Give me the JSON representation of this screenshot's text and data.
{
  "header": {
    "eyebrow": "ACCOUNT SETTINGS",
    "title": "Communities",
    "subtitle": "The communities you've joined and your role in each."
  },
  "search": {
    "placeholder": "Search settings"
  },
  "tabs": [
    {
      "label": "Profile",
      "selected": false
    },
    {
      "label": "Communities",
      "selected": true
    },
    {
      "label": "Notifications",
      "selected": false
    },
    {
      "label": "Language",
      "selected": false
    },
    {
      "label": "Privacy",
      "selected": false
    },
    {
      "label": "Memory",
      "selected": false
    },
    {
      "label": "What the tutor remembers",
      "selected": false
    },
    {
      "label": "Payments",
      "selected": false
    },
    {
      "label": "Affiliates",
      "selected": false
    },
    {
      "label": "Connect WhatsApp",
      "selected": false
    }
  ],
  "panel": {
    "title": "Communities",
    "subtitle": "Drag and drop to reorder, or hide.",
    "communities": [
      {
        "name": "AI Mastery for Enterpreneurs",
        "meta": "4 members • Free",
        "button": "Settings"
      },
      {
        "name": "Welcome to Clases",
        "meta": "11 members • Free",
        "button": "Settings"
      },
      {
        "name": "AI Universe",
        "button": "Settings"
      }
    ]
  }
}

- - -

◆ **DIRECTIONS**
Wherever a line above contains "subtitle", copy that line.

◆ **RESPONSE AREA**
    "subtitle": "The communities you've joined and your role in each."
    "subtitle": "Drag and drop to reorder, or hide.",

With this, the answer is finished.